As teachers interact with their students while providing instruction, they play a very important role in establishing a safe, supportive learning environment. Positive teacher–student relationships can have long-lasting effects on the social, emotional, and academic development of youth. Teachers can improve the school’s environment by actively seeking to prevent physical violence, bullying, and emotional abuse in their classrooms and throughout the school by building relationships with students and staff.
Creating a culturally responsive classroom allows teachers to understand the differences among the cultures in the classroom, while still recognizing and valuing individual student needs. Understanding the diverse needs of students can assist teachers with creating relationships with students that are built upon collaboration. In turn, students will feel more empowered to speak out, ask questions, and give input to classroom procedures.

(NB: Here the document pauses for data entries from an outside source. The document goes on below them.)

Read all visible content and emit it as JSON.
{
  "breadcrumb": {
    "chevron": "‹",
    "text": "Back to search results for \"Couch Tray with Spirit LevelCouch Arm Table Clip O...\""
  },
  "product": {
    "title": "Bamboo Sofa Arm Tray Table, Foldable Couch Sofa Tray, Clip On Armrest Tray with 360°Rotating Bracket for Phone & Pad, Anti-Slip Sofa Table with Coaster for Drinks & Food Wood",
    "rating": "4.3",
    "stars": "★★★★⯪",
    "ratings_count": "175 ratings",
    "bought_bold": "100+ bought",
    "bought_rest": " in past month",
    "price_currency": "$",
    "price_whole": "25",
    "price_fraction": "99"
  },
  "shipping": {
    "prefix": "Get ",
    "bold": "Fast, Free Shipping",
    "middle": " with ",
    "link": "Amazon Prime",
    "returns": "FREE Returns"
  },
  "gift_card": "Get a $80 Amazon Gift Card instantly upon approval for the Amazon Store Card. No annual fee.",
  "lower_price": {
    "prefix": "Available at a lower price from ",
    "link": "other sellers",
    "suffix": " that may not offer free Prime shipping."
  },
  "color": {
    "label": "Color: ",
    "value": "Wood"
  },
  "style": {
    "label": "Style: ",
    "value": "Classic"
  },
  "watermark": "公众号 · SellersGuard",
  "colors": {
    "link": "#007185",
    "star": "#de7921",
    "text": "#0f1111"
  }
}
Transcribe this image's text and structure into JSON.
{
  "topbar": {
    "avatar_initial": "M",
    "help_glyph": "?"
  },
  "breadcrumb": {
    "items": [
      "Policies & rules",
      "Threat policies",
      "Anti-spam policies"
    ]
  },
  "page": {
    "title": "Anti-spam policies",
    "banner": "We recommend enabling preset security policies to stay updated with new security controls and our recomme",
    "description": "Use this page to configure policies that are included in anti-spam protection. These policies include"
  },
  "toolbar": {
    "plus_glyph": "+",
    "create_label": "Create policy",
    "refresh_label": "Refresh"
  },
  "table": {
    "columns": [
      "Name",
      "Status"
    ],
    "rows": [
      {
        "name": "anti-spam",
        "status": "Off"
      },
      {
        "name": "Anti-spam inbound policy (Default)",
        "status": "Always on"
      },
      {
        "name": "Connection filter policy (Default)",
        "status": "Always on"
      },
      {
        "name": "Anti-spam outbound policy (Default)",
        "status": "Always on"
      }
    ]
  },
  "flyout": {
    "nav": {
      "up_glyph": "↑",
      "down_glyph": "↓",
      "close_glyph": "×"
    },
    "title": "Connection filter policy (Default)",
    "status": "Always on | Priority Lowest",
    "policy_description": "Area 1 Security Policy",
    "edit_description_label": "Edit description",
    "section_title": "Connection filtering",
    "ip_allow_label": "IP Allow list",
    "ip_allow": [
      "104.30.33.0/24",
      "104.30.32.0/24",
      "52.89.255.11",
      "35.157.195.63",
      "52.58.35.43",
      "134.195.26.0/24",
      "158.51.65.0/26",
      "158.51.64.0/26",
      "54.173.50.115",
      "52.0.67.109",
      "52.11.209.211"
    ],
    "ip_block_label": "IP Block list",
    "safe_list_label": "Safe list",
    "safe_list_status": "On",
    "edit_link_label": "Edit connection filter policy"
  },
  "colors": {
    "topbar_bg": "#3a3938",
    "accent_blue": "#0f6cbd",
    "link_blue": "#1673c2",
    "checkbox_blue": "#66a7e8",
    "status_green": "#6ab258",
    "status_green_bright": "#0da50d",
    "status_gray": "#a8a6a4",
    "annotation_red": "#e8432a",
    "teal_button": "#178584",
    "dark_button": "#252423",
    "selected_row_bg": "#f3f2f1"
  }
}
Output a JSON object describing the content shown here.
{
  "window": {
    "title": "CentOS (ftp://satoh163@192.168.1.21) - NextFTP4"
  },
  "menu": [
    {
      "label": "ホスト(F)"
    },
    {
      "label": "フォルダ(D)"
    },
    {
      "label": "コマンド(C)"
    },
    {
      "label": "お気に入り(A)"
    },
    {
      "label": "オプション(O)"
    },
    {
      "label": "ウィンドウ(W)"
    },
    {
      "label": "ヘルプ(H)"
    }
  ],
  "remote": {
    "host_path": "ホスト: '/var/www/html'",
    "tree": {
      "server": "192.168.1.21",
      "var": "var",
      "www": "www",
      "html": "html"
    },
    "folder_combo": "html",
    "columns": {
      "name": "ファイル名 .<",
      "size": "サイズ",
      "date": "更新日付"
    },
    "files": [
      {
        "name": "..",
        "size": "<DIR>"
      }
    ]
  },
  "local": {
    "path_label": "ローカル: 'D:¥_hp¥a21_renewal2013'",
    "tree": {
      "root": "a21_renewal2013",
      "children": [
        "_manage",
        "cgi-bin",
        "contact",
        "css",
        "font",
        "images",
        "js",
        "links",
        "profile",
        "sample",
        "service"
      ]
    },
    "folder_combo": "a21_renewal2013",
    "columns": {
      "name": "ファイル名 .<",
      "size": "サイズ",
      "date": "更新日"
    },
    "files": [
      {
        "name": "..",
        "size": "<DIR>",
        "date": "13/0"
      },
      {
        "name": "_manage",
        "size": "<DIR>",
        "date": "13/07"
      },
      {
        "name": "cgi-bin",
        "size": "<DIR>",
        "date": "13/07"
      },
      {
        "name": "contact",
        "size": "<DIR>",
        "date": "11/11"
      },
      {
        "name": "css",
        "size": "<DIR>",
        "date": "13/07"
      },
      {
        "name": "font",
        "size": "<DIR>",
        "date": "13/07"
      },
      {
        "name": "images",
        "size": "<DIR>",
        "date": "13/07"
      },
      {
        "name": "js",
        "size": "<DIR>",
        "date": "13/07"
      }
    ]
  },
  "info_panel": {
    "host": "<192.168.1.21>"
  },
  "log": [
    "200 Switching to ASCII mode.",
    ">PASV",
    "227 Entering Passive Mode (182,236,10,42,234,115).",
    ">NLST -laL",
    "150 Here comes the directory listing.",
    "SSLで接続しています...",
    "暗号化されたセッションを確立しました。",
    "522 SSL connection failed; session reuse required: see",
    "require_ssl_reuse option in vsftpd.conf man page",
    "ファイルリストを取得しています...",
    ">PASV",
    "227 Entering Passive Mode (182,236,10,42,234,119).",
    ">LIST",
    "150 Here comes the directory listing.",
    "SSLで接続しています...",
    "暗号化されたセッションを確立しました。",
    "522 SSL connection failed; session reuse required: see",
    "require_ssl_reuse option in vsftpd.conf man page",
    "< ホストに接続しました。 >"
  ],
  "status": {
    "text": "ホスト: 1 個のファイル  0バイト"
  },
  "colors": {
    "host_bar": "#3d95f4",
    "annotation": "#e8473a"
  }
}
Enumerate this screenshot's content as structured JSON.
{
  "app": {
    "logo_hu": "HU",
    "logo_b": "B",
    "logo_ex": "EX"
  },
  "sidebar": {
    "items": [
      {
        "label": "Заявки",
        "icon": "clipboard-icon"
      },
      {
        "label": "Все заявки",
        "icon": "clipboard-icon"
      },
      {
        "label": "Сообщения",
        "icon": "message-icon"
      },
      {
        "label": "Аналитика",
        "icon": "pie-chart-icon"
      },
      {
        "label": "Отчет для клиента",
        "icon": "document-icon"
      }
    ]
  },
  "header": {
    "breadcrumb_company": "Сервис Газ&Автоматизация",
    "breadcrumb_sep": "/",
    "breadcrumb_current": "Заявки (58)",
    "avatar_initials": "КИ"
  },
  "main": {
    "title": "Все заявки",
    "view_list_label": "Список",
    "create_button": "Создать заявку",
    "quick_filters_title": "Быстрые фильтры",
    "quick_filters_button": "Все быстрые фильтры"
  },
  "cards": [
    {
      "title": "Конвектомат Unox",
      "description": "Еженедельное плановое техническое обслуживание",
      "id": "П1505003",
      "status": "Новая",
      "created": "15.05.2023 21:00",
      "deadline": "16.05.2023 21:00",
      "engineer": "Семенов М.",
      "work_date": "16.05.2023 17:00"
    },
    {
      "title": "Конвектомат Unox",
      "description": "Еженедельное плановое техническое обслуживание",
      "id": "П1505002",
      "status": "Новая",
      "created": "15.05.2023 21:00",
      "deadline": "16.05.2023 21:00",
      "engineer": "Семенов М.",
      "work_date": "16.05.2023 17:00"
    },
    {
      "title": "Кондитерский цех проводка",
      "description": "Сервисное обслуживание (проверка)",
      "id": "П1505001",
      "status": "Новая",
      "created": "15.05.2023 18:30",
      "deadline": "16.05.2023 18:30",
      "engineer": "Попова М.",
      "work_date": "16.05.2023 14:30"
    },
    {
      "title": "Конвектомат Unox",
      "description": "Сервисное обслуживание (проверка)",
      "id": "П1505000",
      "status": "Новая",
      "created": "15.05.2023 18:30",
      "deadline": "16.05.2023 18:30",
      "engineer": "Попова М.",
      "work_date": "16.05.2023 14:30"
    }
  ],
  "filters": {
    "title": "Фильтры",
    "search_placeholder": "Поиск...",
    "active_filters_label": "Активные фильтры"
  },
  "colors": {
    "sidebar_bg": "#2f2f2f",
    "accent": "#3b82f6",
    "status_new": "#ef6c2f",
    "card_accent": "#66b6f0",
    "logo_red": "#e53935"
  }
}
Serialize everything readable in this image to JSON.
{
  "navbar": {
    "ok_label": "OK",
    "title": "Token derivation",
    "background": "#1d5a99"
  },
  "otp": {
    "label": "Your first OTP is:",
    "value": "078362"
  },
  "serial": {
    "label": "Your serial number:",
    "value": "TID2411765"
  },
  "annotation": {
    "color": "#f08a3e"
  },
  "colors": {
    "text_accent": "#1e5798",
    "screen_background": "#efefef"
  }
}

Not only do quality relationships among teachers and students improve students’ academic success, but fostering positive relationships with students' families also can contribute to students’ success in the classroom. Involving families in the educational process should not be viewed as a one-time event (e.g., teacher–parent conferences), but rather as a continual process in which teachers begin to understand the needs of the families they serve and their diverse backgrounds.
Positive relationships and attitudes among teachers and students can support an environment in which students feel safe and learning takes place. Students feel more connected with their school and community when an adult provides encouragement to students to become actively involved within and outside the classroom. Teachers also can coordinate links between the school and community resources to further provide services that enhance classroom instruction.
Bucalos, A. B., & Lingo, A. S. (2005). What kind of "managers" do adolescents really need? Helping middle and secondary teachers manage classrooms effectively. Beyond Behavior, 14(2), 9–14.
LaRocque, M., Kleiman, I., & Darling, S. M. (2011). Parental involvement: The missing link in school achievement. Preventing School Failure, 55(3), 115–122.